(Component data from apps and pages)

BEGIN

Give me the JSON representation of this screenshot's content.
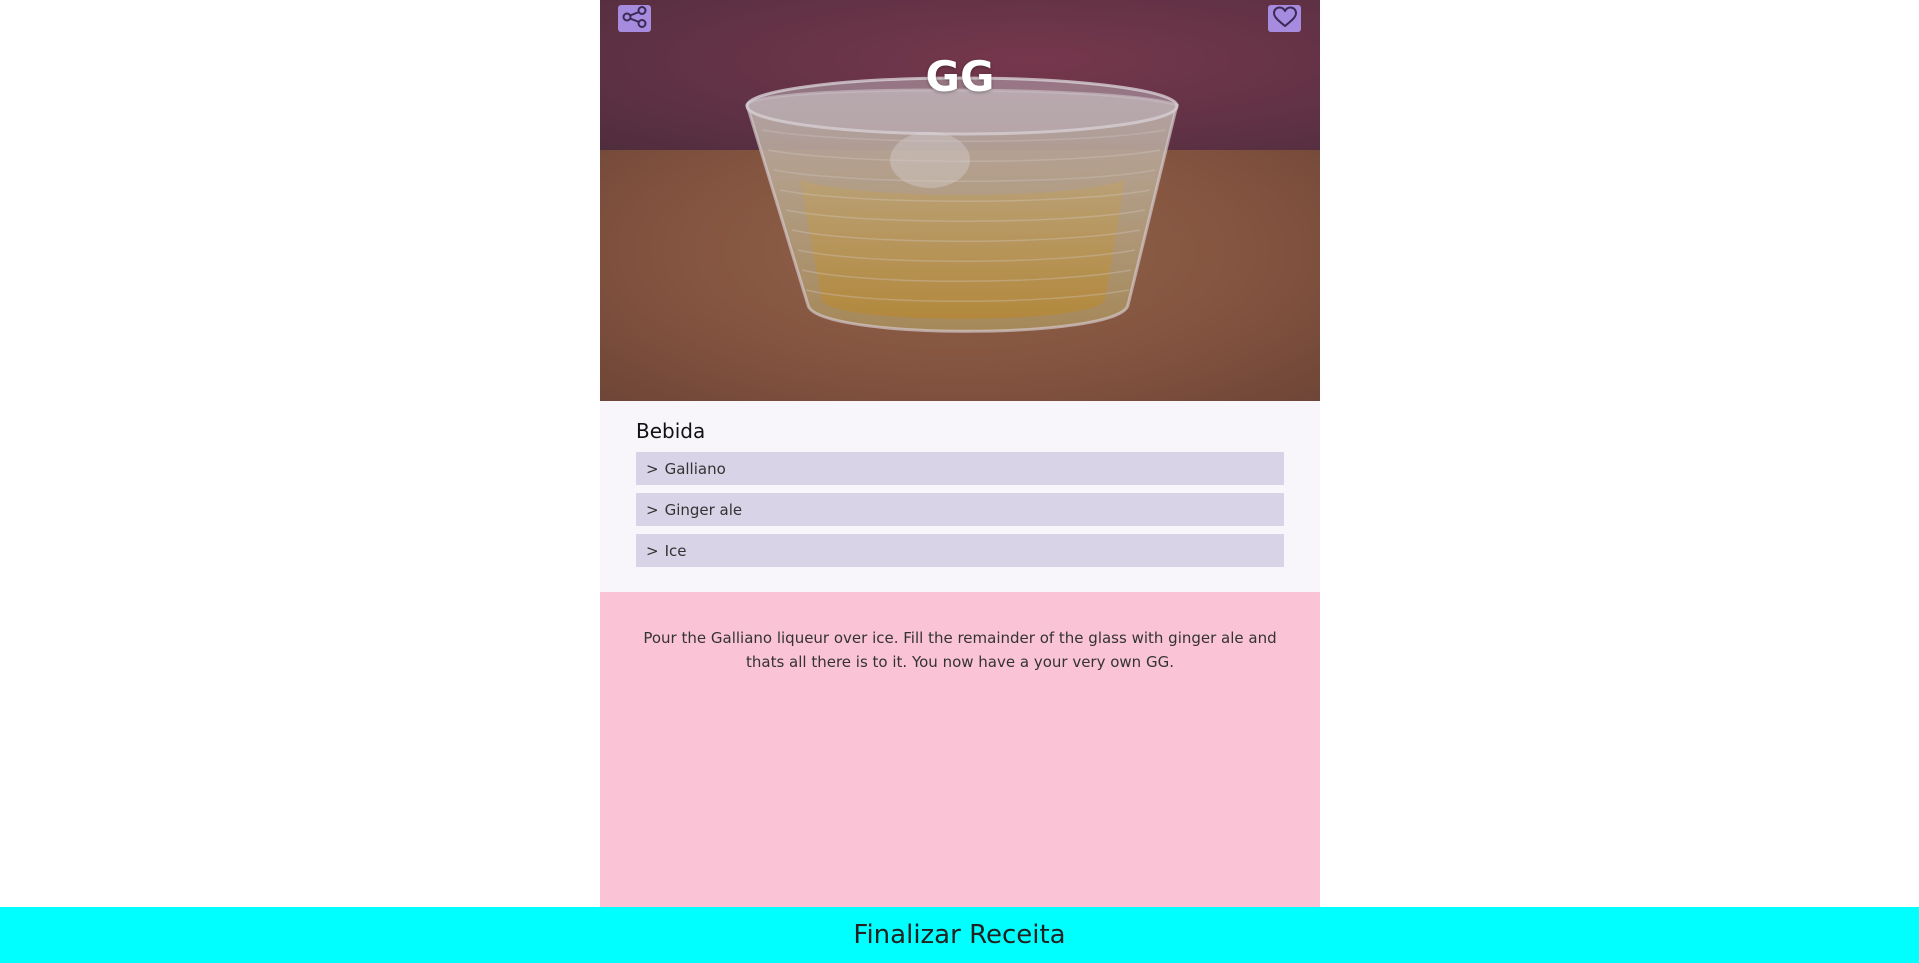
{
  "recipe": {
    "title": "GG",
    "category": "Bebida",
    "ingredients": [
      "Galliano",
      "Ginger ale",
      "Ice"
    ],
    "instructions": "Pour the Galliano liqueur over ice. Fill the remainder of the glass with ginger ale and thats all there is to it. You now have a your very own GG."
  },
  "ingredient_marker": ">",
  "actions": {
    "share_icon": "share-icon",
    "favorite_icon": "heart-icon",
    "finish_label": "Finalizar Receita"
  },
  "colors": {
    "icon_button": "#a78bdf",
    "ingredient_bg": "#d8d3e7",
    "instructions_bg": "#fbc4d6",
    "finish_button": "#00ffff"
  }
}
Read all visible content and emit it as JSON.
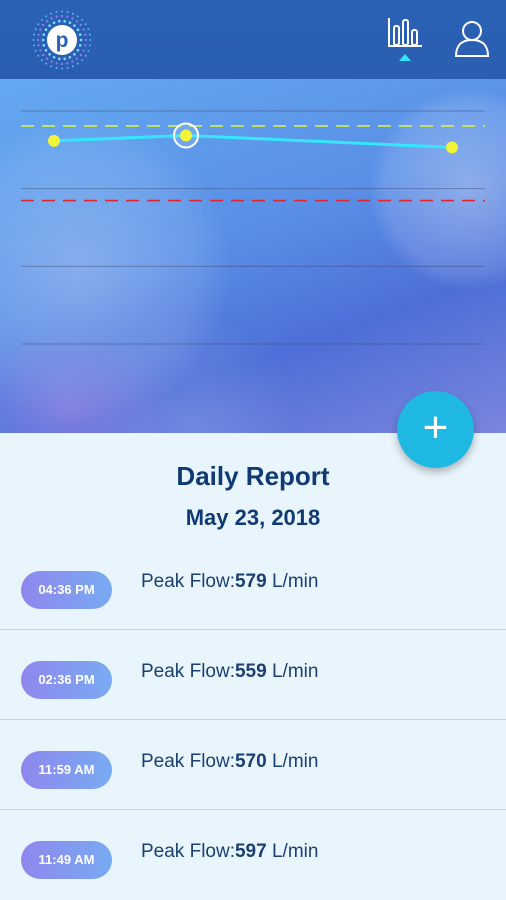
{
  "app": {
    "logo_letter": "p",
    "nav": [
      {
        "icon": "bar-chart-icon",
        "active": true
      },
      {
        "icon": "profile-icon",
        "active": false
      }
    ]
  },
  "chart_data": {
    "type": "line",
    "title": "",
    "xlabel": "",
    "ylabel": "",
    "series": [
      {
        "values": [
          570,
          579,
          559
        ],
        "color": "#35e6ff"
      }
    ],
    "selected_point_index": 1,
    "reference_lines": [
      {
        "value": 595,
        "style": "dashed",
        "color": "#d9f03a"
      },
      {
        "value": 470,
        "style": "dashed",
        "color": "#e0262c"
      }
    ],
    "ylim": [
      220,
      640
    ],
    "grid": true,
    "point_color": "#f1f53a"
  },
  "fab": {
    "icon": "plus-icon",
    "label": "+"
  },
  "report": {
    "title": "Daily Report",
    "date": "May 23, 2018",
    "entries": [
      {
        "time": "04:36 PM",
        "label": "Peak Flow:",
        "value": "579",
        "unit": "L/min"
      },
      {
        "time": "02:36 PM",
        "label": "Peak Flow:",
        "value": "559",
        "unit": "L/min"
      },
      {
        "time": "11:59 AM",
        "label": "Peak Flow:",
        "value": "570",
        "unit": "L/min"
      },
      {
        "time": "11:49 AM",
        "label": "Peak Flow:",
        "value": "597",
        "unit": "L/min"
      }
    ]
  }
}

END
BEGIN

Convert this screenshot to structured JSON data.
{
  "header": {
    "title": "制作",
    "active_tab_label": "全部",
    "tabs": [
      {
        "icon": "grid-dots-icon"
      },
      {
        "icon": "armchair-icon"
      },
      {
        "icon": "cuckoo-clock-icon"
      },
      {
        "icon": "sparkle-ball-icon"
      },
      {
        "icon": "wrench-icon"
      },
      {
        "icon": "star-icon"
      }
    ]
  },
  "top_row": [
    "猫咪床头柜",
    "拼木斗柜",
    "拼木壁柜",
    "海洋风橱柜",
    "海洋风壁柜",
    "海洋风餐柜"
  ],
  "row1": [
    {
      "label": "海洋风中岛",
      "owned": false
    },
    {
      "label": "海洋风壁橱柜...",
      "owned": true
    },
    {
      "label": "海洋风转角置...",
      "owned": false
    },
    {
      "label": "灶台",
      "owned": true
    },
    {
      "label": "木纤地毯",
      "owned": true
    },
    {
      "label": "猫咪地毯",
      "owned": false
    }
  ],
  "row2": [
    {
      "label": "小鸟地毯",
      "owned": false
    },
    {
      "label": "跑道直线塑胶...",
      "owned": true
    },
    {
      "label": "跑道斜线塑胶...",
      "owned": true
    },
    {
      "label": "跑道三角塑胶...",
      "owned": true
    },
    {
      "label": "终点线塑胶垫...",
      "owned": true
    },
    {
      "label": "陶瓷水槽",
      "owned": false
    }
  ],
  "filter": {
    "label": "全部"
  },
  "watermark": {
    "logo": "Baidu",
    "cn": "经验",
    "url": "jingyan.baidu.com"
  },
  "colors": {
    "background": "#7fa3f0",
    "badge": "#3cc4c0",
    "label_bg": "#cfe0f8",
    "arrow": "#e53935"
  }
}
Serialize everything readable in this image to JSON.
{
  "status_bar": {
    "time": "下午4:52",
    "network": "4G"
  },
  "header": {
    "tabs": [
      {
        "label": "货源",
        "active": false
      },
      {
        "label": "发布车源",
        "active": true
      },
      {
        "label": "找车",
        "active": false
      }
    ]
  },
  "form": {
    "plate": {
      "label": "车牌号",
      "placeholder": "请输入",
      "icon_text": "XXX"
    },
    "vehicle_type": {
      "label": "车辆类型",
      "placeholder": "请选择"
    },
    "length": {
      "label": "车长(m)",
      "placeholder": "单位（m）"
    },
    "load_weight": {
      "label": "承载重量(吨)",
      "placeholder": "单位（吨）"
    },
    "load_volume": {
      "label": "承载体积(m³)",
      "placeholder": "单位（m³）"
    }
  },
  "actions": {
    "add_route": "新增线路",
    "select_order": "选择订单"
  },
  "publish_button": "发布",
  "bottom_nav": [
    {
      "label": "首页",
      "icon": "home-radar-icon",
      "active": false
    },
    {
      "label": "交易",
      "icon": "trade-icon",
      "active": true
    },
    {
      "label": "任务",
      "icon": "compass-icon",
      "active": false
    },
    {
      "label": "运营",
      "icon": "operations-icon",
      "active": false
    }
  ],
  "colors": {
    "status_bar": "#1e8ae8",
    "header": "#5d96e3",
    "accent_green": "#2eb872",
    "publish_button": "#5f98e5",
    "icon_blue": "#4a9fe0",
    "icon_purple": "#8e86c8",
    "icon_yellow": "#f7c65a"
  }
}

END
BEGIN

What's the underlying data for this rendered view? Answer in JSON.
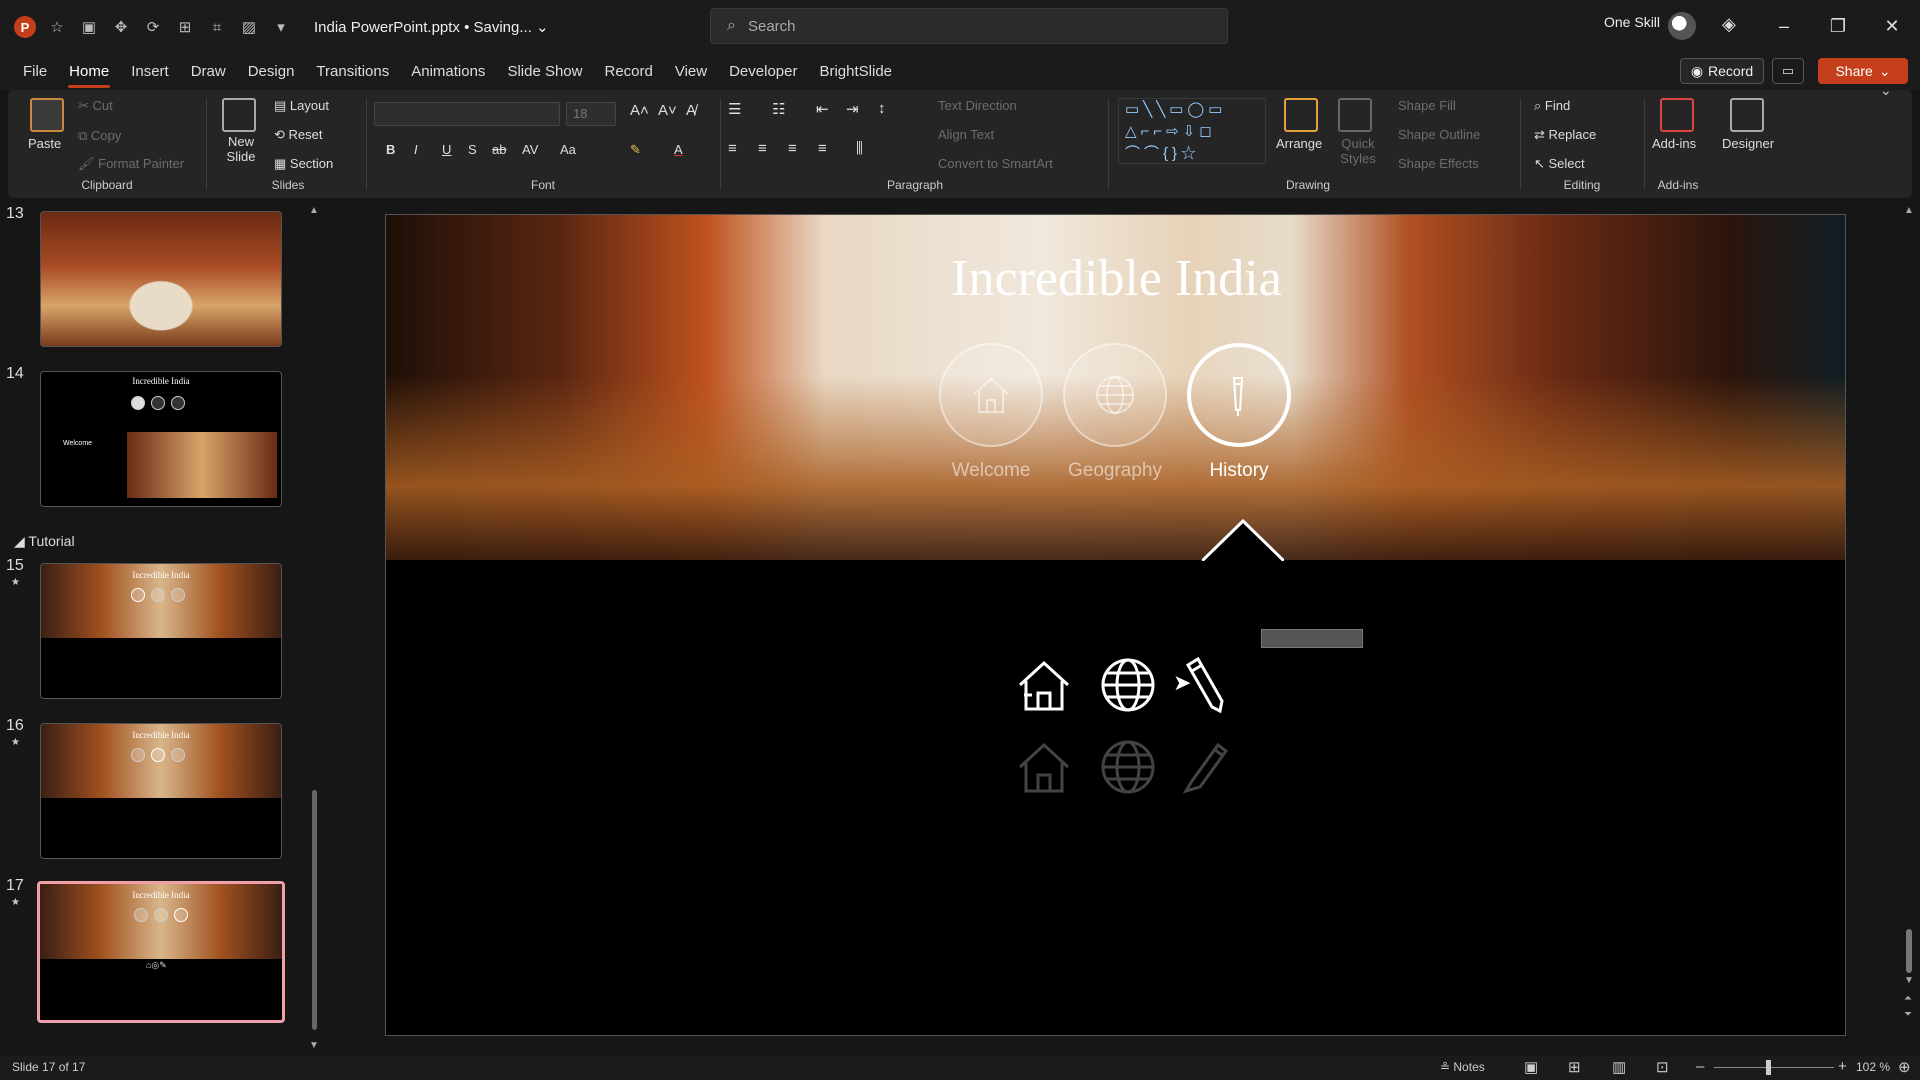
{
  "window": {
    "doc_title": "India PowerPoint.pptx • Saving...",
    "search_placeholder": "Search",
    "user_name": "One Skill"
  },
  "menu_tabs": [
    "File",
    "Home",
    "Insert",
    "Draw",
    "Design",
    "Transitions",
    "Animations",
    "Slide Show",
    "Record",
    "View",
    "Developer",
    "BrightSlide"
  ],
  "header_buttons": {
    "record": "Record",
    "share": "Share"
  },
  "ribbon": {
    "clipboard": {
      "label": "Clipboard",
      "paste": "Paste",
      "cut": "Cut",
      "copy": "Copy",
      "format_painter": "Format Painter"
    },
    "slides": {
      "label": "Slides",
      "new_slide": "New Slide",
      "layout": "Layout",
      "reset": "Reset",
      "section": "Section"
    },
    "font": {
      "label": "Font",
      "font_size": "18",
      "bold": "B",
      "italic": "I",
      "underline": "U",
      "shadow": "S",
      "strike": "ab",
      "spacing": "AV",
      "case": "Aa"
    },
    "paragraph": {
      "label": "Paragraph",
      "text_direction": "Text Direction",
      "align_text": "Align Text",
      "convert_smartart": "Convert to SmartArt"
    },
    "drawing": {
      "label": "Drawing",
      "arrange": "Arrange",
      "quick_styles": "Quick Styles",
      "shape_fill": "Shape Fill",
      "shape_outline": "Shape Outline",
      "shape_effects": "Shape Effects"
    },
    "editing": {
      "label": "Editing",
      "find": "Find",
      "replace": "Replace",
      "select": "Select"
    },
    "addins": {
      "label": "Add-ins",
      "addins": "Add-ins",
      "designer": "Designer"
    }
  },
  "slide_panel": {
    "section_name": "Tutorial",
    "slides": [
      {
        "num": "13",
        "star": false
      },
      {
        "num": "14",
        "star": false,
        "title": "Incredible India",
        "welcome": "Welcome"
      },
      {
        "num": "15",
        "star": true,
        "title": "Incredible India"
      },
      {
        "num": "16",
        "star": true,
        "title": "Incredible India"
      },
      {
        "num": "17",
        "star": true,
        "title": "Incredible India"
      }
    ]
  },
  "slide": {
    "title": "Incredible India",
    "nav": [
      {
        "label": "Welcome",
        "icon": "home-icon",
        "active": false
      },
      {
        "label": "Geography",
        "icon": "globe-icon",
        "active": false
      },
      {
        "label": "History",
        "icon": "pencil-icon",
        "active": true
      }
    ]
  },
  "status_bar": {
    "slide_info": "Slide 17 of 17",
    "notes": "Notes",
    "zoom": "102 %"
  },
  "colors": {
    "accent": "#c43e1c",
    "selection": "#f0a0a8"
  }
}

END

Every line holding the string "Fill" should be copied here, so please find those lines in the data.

### [Solved problem]
    "instructions": "Pour the Galliano liqueur over ice. Fill the remainder of the glass with ginger ale and thats all there is to it. You now have a your very own GG."
      "shape_fill": "Shape Fill",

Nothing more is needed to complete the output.